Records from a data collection

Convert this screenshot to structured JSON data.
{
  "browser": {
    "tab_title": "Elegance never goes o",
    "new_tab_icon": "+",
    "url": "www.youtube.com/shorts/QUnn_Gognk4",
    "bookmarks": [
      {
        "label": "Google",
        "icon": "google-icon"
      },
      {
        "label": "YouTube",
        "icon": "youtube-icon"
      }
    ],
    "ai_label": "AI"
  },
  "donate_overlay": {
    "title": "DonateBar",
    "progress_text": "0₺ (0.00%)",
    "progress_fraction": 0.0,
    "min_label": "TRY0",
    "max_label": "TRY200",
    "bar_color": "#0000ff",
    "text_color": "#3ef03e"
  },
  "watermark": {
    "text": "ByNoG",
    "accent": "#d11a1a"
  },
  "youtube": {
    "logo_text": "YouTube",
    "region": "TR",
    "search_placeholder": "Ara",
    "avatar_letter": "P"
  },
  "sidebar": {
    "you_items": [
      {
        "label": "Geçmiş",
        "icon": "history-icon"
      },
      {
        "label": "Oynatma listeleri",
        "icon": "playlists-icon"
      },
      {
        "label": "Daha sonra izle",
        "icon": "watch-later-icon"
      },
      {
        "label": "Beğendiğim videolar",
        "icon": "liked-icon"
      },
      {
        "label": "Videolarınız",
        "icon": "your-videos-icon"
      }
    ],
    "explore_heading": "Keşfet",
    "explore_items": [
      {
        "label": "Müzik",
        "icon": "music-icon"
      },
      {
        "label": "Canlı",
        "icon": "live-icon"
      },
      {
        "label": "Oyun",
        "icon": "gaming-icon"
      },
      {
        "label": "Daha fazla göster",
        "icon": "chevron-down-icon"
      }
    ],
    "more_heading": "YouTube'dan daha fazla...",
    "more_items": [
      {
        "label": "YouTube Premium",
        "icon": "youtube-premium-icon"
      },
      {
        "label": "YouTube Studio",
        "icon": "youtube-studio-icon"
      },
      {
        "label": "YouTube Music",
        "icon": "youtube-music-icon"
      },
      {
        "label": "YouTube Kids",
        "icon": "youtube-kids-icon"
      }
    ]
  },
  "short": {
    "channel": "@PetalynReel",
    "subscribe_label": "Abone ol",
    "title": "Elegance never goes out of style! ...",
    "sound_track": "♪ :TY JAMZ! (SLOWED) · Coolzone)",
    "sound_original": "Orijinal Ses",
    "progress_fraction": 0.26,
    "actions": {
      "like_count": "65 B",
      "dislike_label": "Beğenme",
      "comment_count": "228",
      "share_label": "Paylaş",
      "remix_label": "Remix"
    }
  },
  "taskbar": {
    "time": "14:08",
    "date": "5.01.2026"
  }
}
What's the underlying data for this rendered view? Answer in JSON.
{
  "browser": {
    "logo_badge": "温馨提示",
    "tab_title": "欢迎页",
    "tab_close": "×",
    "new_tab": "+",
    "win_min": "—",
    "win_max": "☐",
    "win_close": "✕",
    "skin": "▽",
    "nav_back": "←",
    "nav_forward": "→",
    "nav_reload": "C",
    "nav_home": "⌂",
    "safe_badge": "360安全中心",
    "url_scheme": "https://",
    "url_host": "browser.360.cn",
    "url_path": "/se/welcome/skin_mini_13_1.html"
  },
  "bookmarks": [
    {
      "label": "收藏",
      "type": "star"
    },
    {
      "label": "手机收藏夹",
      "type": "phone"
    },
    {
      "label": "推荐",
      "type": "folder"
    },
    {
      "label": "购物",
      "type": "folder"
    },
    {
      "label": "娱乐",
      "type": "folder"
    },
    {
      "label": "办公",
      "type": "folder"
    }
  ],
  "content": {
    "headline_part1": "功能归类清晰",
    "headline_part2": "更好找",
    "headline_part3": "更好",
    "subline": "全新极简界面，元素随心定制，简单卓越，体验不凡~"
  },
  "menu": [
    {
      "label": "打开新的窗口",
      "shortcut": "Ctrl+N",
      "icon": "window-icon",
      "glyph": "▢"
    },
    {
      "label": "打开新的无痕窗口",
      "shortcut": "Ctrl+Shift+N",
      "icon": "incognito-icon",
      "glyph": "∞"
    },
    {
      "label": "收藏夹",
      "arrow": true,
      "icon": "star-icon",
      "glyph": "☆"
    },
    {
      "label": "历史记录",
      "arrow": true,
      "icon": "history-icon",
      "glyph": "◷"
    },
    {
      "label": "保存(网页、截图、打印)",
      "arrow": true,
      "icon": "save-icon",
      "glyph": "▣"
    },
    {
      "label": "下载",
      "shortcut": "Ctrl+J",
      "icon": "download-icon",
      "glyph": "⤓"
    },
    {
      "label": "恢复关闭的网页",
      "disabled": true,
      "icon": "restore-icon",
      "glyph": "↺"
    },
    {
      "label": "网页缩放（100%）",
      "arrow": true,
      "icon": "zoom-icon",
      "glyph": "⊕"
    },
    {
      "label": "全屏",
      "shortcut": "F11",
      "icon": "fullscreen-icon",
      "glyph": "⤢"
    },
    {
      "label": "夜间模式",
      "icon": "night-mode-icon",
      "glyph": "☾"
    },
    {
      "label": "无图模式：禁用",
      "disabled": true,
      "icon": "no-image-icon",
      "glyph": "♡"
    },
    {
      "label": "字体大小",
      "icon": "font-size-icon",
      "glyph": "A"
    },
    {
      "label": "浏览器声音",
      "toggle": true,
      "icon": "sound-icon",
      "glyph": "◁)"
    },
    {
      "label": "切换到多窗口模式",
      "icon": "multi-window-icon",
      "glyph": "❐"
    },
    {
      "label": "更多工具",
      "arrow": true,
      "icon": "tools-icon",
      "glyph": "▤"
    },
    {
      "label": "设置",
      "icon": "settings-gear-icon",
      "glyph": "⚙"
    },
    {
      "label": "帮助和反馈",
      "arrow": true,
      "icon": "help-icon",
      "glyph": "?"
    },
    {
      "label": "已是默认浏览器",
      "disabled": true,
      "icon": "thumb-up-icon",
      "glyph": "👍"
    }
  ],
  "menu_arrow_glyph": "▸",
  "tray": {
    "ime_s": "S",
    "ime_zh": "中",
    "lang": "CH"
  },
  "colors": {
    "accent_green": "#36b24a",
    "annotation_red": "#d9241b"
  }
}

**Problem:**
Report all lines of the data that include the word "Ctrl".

**Response:**
      "shortcut": "Ctrl+N",
      "shortcut": "Ctrl+Shift+N",
      "shortcut": "Ctrl+J",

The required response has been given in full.